What should we make of all this crosstalk between bones and other organ systems? The second of a four-part series.

When one thinks of the human skeleton, one might imagine death or one of those static, predictable characters on “The Walking Dead”. In truth, the musculoskeletal system is a surprisingly versatile performer, so multi-faceted in fact that it’s becoming hard to keep up with the potential connections and links that bones appear to have with organ systems and pathways, and how they might be influencing everything from our reproductive health to how we fight disease.

SOT2015 LogoThe skeleton protects us from injury, maintains our reservoir of calcium and remakes itself about once a decade to reinforce its structure and to stay functional. These roles are well understood and well-studied. But data that began emerging about 10 years ago—much of it highlighted during a number of compelling talks at this year’s SOT2015, suggest the skeleton is much more eclectic player, and its suspected synergies between different organ systems and pathways —the cardiovascular, reproductive, central nervous and immune systems to name a few—are beginning to raise questions on how bones should be viewed in the larger context of preclinical drug development.

One of the most dynamic connections appears to be with the stockpile of weapons we use to fight disease, and the trillions of microbes that inhabit our gut and appears to have an outsized influence on how we function and thrive.

Bone cells and immune cells share some common ancestry. Pluripotent hematopoetic stem cells that reside in the bone marrow and differentiate into multipotent progenitors are the precursors of osteoclasts, a bone cell that resorbs bone tissue and is critical in remodeling, and macrophages, an innate immune cell that engulfs and digest cellular debris.

How these two systems interact is not completely understood, however.

Roundtable discussionThe classical way that bones regulate immune function is through the protein (RANKL) secreted by the bone-forming cells known as osteoblasts. RANKL is expressed by CD4+ T cells, so-called “helper” cells because they help facilitate and orchestrate other immune responses to viral infections. But in the bone marrow niches—local tissue environments that maintain and regulate stem cells—are other cells, including macrophages that could also potentially regulate skeletal function, noted Clifford J. Rosen, Director of Clinical and Translational Research and a Senior Scientist at Maine Medical Center’s Research Institute during a SOT2015 roundtable discussion moderated by CRL Principal Scientist Rana Samadfam.

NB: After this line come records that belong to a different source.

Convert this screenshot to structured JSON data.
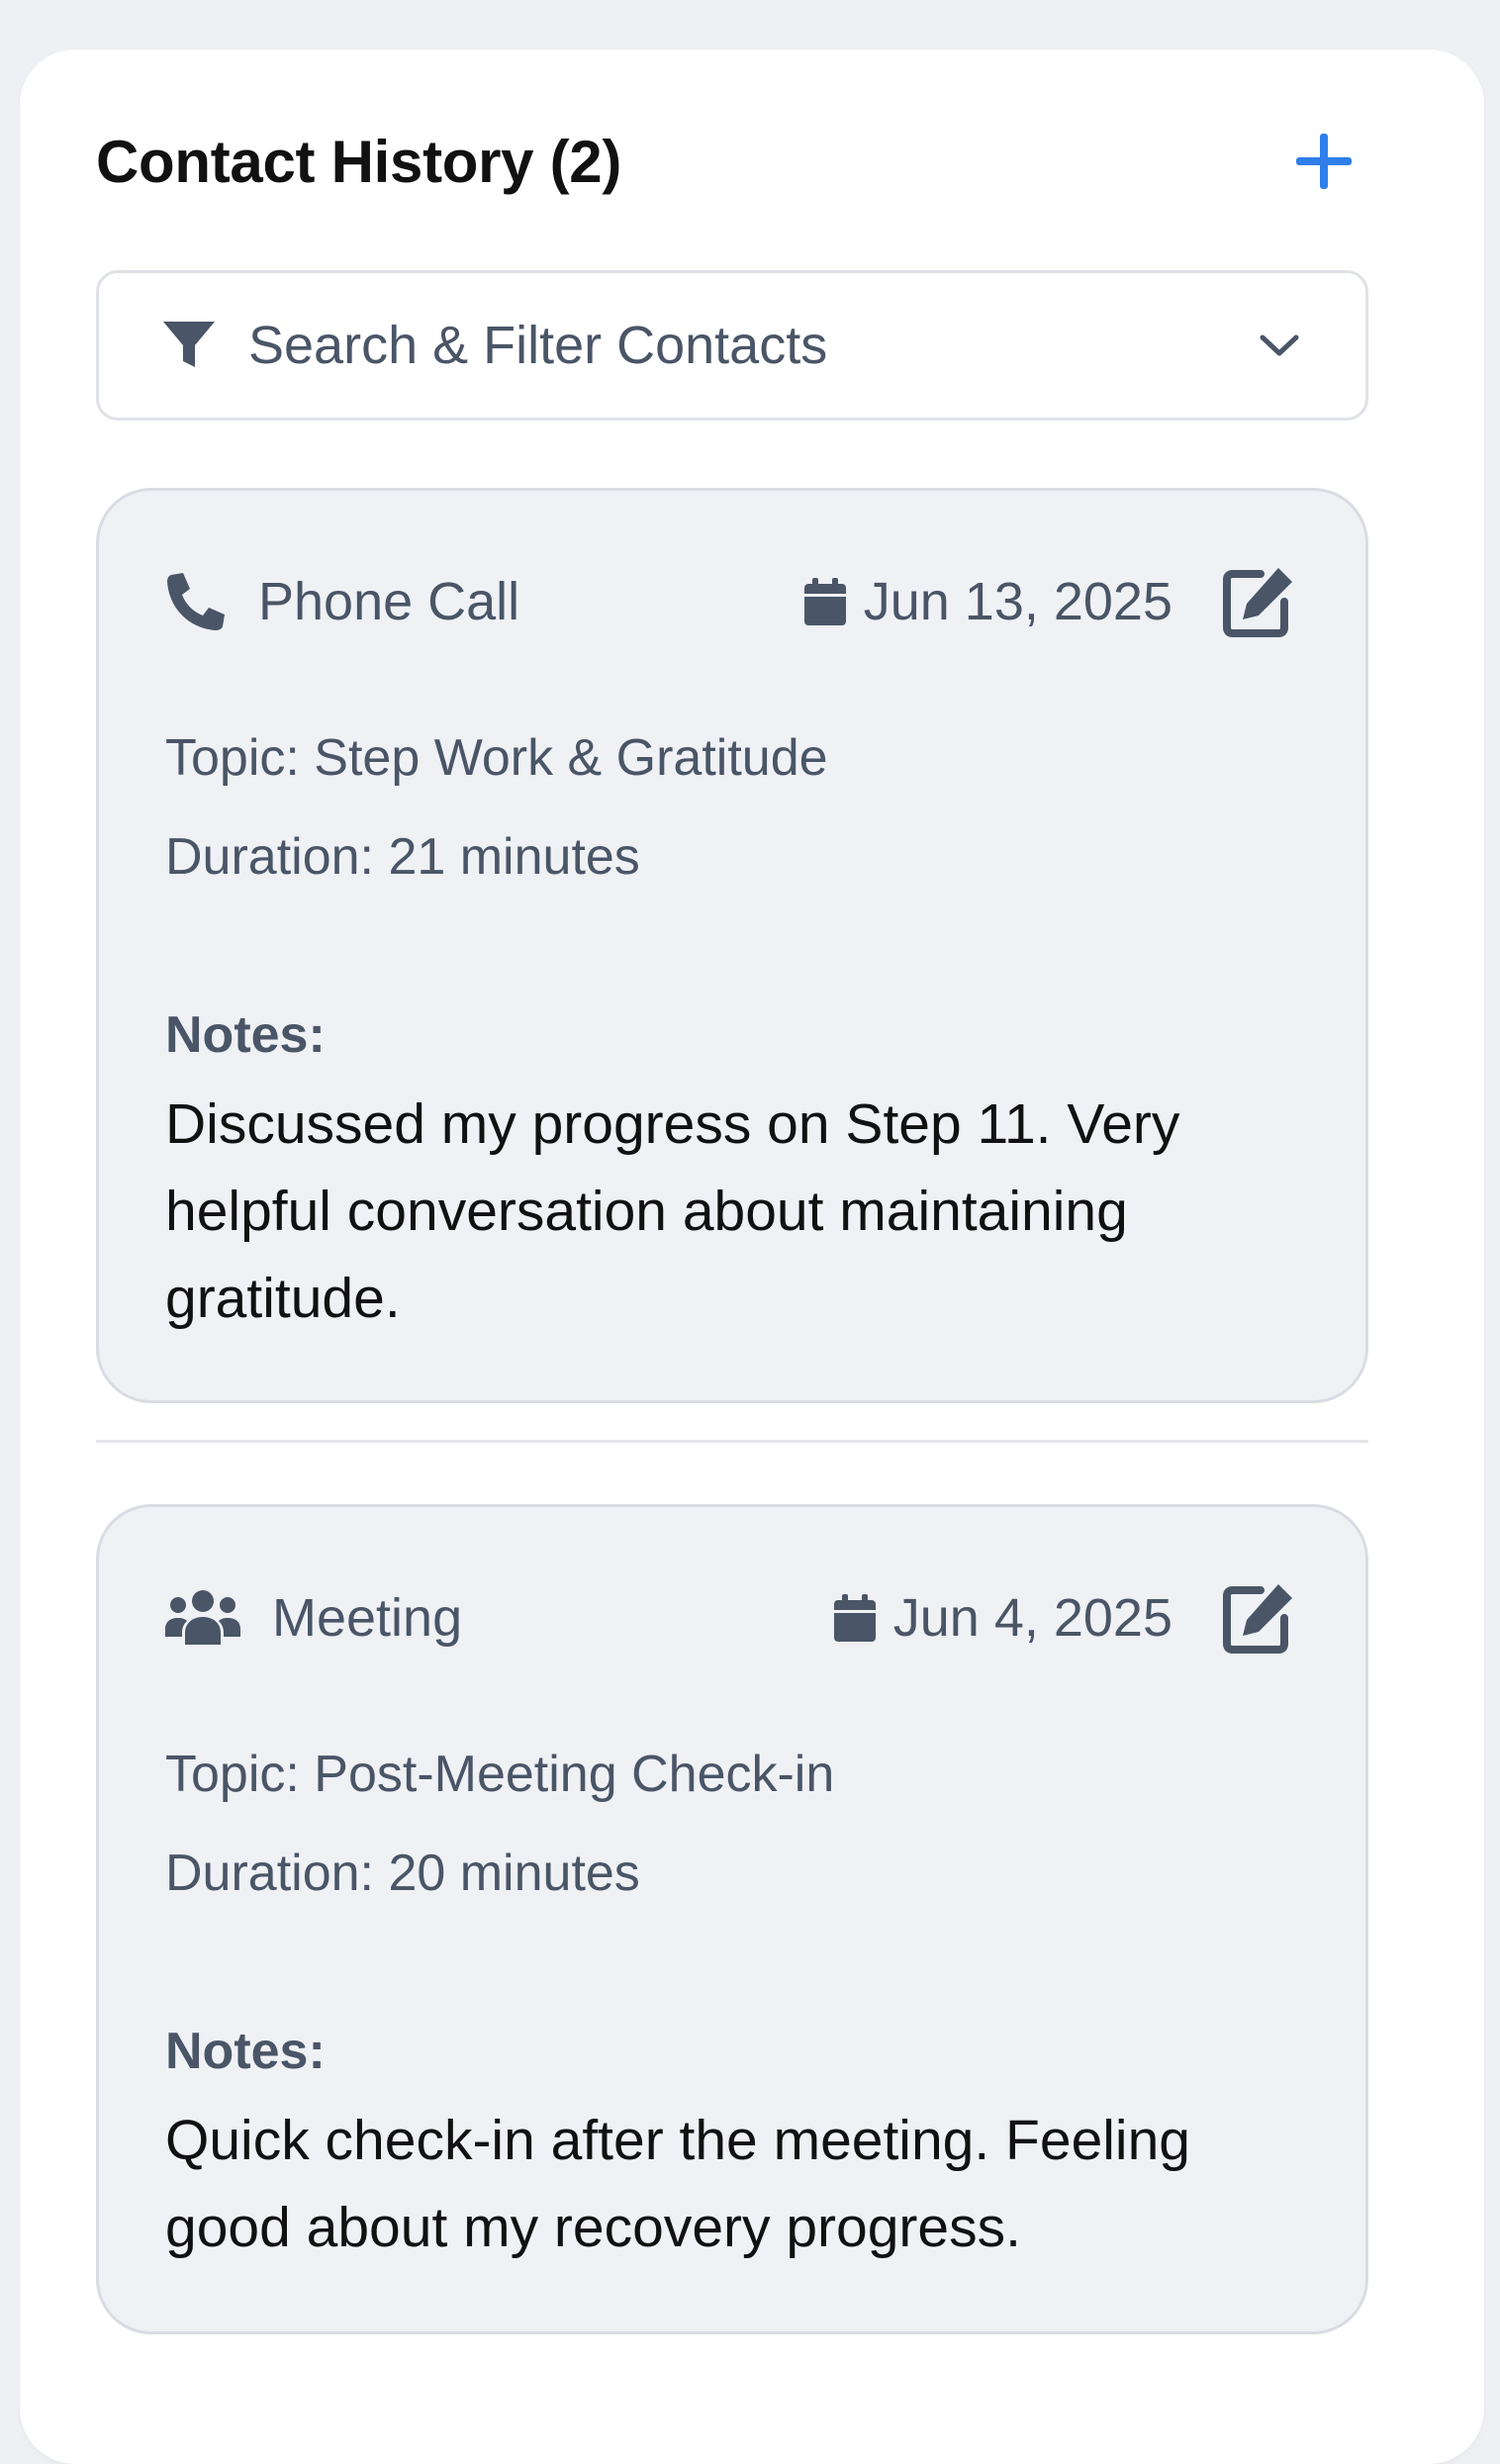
{
  "header": {
    "title": "Contact History (2)",
    "add_icon": "plus-icon",
    "accent_color": "#2f7ee9"
  },
  "filter": {
    "label": "Search & Filter Contacts",
    "icon": "funnel-icon",
    "toggle_icon": "chevron-down-icon"
  },
  "contacts": [
    {
      "type": "Phone Call",
      "type_icon": "phone-icon",
      "date": "Jun 13, 2025",
      "topic": "Topic: Step Work & Gratitude",
      "duration": "Duration: 21 minutes",
      "notes_label": "Notes:",
      "notes": "Discussed my progress on Step 11. Very helpful conversation about maintaining gratitude."
    },
    {
      "type": "Meeting",
      "type_icon": "users-icon",
      "date": "Jun 4, 2025",
      "topic": "Topic: Post-Meeting Check-in",
      "duration": "Duration: 20 minutes",
      "notes_label": "Notes:",
      "notes": "Quick check-in after the meeting. Feeling good about my recovery progress."
    }
  ]
}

Macrophages, which contribute to inflammation, are a particularly interesting player. They have long been considered the garbage collectors because of their voracious appetites; they gobble up pathogens in the bloodstream, diseased tissue from flesh and bones and dust in the lungs (just like those Walking Dead zombies). In actuality, these cells, which look like fried eggs, have a much more diverse profile, noted Cornell University immunotoxicology professor Rodney Dietert who has studied the innate cells extensively.  “We now know that a lot of things start and stop with these mobile cells,” says Dietert. “They can remodel, destroy or promote cancer cells, or they can help homeostasis in organs or destroy those tissues depending on the signals.”

Renegade macrophages that go rogue and morph into a pro-inflammatory subtype have already been associated with potential chronic inflammation, obesity and type 2 diabetes. How these subpopulations behave—by suppressing certain T cells (Th1 and Th2) and promoting others (Th17)–could also be a recipe for promoting osteoclast function and hence destruction of bone, says Dietert. “The Th1 and Th2 have cytokines that help regulate a bit better,” he says. “If you block that, you get things out of balance.”

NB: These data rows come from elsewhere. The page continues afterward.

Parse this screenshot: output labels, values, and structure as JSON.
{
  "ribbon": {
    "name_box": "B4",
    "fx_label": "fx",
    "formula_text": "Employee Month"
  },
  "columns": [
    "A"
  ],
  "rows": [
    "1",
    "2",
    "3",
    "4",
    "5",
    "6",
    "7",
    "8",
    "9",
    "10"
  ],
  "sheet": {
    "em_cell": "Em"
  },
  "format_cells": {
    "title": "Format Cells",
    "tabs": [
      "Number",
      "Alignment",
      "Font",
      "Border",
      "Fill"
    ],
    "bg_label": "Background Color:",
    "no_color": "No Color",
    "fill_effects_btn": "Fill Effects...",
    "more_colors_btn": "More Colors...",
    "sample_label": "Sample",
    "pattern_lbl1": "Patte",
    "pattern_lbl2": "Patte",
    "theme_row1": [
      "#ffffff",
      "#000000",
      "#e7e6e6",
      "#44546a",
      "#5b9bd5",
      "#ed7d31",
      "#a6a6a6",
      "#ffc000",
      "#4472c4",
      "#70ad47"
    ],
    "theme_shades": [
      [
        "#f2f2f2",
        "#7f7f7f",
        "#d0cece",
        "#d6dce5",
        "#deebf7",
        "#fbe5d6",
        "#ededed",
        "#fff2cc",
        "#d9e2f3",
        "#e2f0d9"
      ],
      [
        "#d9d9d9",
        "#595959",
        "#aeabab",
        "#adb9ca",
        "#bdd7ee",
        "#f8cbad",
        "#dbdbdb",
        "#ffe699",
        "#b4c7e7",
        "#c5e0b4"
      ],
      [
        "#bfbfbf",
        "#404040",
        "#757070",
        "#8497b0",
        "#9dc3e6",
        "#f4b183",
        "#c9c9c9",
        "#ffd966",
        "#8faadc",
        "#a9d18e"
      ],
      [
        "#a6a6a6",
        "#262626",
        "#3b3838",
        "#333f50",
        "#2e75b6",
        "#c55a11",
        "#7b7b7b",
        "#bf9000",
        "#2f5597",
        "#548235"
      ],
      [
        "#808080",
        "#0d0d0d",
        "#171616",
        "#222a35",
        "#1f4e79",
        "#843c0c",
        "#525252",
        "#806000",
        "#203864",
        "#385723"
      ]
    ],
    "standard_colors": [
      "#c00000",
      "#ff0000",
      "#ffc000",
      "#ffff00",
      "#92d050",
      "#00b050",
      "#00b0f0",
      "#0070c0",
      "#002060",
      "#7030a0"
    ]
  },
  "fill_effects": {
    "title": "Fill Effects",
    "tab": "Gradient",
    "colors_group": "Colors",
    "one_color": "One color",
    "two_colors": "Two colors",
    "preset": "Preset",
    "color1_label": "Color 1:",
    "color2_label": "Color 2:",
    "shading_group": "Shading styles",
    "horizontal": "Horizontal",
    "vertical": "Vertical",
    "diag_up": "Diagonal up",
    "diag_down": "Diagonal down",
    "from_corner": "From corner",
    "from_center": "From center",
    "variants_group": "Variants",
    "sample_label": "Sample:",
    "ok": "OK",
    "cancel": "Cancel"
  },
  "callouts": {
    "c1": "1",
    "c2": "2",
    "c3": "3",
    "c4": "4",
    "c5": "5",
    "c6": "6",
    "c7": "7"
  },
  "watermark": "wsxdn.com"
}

Balance, indeed. Complicating this picture further is the role of the microbiome, an ecosystem of over 1,000 intestinal microbiota that is figuring increasingly in the discussion of how we study and treat disease. In skeletal health, an altered microbiome triggered by bad diet, disease or the other factors is increasingly associated with disease that, on the surface, appear to have little to do with gastro-intestinal health. An altered immune system, for instance, is thought to lead to altered bone function by weakening the immune system, which in turn leads to metabolic dysfunction and chronic inflammation.

Dietert noted that our microbiota co-matures with our immune system, enabling the immune system to better recognize actual environmental threats to the organism. Upset the gut environment and the process falters. Moreover, the window of opportunity to bring a disordered gut back into balance is limited and far more complicated to fix than a sudden change in eating habits.

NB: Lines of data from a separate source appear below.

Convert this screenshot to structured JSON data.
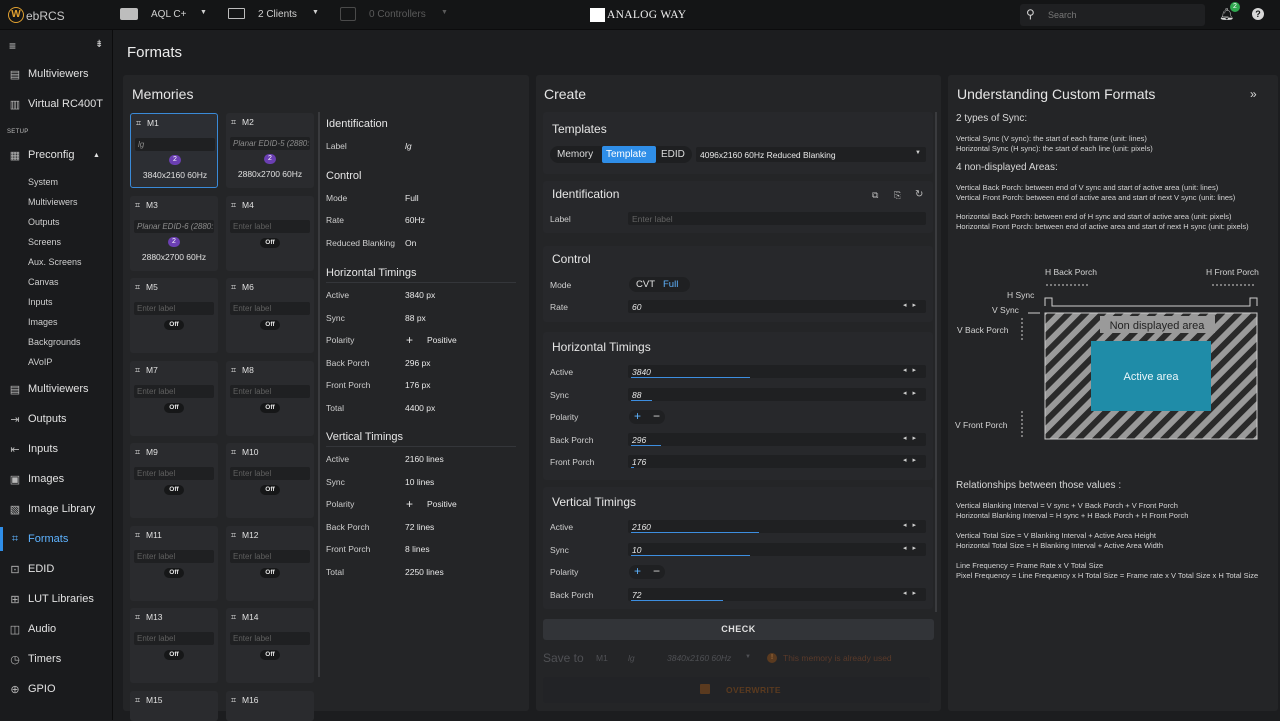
{
  "topbar": {
    "logo_letter": "W",
    "logo_text": "ebRCS",
    "device": "AQL C+",
    "clients": "2 Clients",
    "controllers": "0 Controllers",
    "brand": "ANALOG WAY",
    "search_placeholder": "Search",
    "notif_count": "2"
  },
  "sidebar": {
    "top": [
      {
        "label": "Multiviewers",
        "icon": "grid-icon"
      },
      {
        "label": "Virtual RC400T",
        "icon": "remote-icon"
      }
    ],
    "setup_header": "SETUP",
    "preconfig": "Preconfig",
    "sub": [
      "System",
      "Multiviewers",
      "Outputs",
      "Screens",
      "Aux. Screens",
      "Canvas",
      "Inputs",
      "Images",
      "Backgrounds",
      "AVoIP"
    ],
    "bottom": [
      {
        "label": "Multiviewers"
      },
      {
        "label": "Outputs"
      },
      {
        "label": "Inputs"
      },
      {
        "label": "Images"
      },
      {
        "label": "Image Library"
      },
      {
        "label": "Formats"
      },
      {
        "label": "EDID"
      },
      {
        "label": "LUT Libraries"
      },
      {
        "label": "Audio"
      },
      {
        "label": "Timers"
      },
      {
        "label": "GPIO"
      }
    ]
  },
  "page_title": "Formats",
  "memories": {
    "title": "Memories",
    "cards": [
      {
        "name": "M1",
        "label": "lg",
        "badge": "2",
        "res": "3840x2160 60Hz",
        "state": "res"
      },
      {
        "name": "M2",
        "label": "Planar EDID-5 (2880:",
        "badge": "2",
        "res": "2880x2700 60Hz",
        "state": "res"
      },
      {
        "name": "M3",
        "label": "Planar EDID-6 (2880:",
        "badge": "2",
        "res": "2880x2700 60Hz",
        "state": "res"
      },
      {
        "name": "M4",
        "label": "Enter label",
        "state": "Off"
      },
      {
        "name": "M5",
        "label": "Enter label",
        "state": "Off"
      },
      {
        "name": "M6",
        "label": "Enter label",
        "state": "Off"
      },
      {
        "name": "M7",
        "label": "Enter label",
        "state": "Off"
      },
      {
        "name": "M8",
        "label": "Enter label",
        "state": "Off"
      },
      {
        "name": "M9",
        "label": "Enter label",
        "state": "Off"
      },
      {
        "name": "M10",
        "label": "Enter label",
        "state": "Off"
      },
      {
        "name": "M11",
        "label": "Enter label",
        "state": "Off"
      },
      {
        "name": "M12",
        "label": "Enter label",
        "state": "Off"
      },
      {
        "name": "M13",
        "label": "Enter label",
        "state": "Off"
      },
      {
        "name": "M14",
        "label": "Enter label",
        "state": "Off"
      },
      {
        "name": "M15"
      },
      {
        "name": "M16"
      }
    ]
  },
  "details": {
    "identification": "Identification",
    "label_l": "Label",
    "label_v": "lg",
    "control": "Control",
    "mode_l": "Mode",
    "mode_v": "Full",
    "rate_l": "Rate",
    "rate_v": "60Hz",
    "rb_l": "Reduced Blanking",
    "rb_v": "On",
    "htitle": "Horizontal Timings",
    "h": [
      {
        "l": "Active",
        "v": "3840 px"
      },
      {
        "l": "Sync",
        "v": "88 px"
      },
      {
        "l": "Polarity",
        "v": "Positive"
      },
      {
        "l": "Back Porch",
        "v": "296 px"
      },
      {
        "l": "Front Porch",
        "v": "176 px"
      },
      {
        "l": "Total",
        "v": "4400 px"
      }
    ],
    "vtitle": "Vertical Timings",
    "v": [
      {
        "l": "Active",
        "v": "2160 lines"
      },
      {
        "l": "Sync",
        "v": "10 lines"
      },
      {
        "l": "Polarity",
        "v": "Positive"
      },
      {
        "l": "Back Porch",
        "v": "72 lines"
      },
      {
        "l": "Front Porch",
        "v": "8 lines"
      },
      {
        "l": "Total",
        "v": "2250 lines"
      }
    ]
  },
  "create": {
    "title": "Create",
    "templates": "Templates",
    "tabs": [
      "Memory",
      "Template",
      "EDID"
    ],
    "template_value": "4096x2160 60Hz Reduced Blanking",
    "identification": "Identification",
    "label_l": "Label",
    "label_ph": "Enter label",
    "control": "Control",
    "mode_l": "Mode",
    "mode_opts": [
      "CVT",
      "Full"
    ],
    "rate_l": "Rate",
    "rate_v": "60",
    "htitle": "Horizontal Timings",
    "h": [
      {
        "l": "Active",
        "v": "3840",
        "fill": 0.4
      },
      {
        "l": "Sync",
        "v": "88",
        "fill": 0.07
      },
      {
        "l": "Polarity",
        "v": ""
      },
      {
        "l": "Back Porch",
        "v": "296",
        "fill": 0.1
      },
      {
        "l": "Front Porch",
        "v": "176",
        "fill": 0.01
      }
    ],
    "vtitle": "Vertical Timings",
    "v": [
      {
        "l": "Active",
        "v": "2160",
        "fill": 0.43
      },
      {
        "l": "Sync",
        "v": "10",
        "fill": 0.4
      },
      {
        "l": "Polarity",
        "v": ""
      },
      {
        "l": "Back Porch",
        "v": "72",
        "fill": 0.31
      }
    ],
    "check": "CHECK",
    "save_to": "Save to",
    "save_mem": "M1",
    "save_label": "lg",
    "save_fmt": "3840x2160 60Hz",
    "warning": "This memory is already used",
    "overwrite": "OVERWRITE"
  },
  "explain": {
    "title": "Understanding Custom Formats",
    "sync_h": "2 types of Sync:",
    "sync": [
      "Vertical Sync (V sync): the start of each frame (unit: lines)",
      "Horizontal Sync (H sync): the start of each line (unit: pixels)"
    ],
    "areas_h": "4 non-displayed Areas:",
    "areas": [
      "Vertical Back Porch: between end of V sync and start of active area (unit: lines)",
      "Vertical Front Porch: between end of active area and start of next V sync (unit: lines)",
      "Horizontal Back Porch: between end of H sync and start of active area (unit: pixels)",
      "Horizontal Front Porch: between end of active area and start of next H sync (unit: pixels)"
    ],
    "diagram": {
      "hbp": "H Back Porch",
      "hfp": "H Front Porch",
      "hsync": "H Sync",
      "vsync": "V Sync",
      "vbp": "V Back Porch",
      "vfp": "V Front Porch",
      "nda": "Non displayed area",
      "active": "Active area"
    },
    "rel_h": "Relationships between those values :",
    "rel": [
      "Vertical Blanking Interval = V sync + V Back Porch + V Front Porch",
      "Horizontal Blanking Interval = H sync + H Back Porch + H Front Porch",
      "Vertical Total Size = V Blanking Interval + Active Area Height",
      "Horizontal Total Size = H Blanking Interval + Active Area Width",
      "Line Frequency = Frame Rate x V Total Size",
      "Pixel Frequency = Line Frequency x H Total Size = Frame rate x V Total Size x H Total Size"
    ]
  }
}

As the role of bones evolves, there is a rush to understand their intertwined relationships with different biological systems. There are now suggestions that skeletal evaluations be included in routine toxicology studies as a multi-disciplinary approach to drug testing. Interest in the microbiome has triggered a burst of new studies, and in the realm of tightly-monitored research models come questions about whether animal diagnostic laboratories should be characterizing the microbiome rather than screening for specific pathogens, and whether even diets can impact the bone density of genetically identical research animals.

In a way, these reciprocal relationships between the immune system and bones are a bit like superpowers that keep one another in check. In a perfect world they communicate perfectly, when things go wrong it gets ugly, but most of the time it’s probably a draw.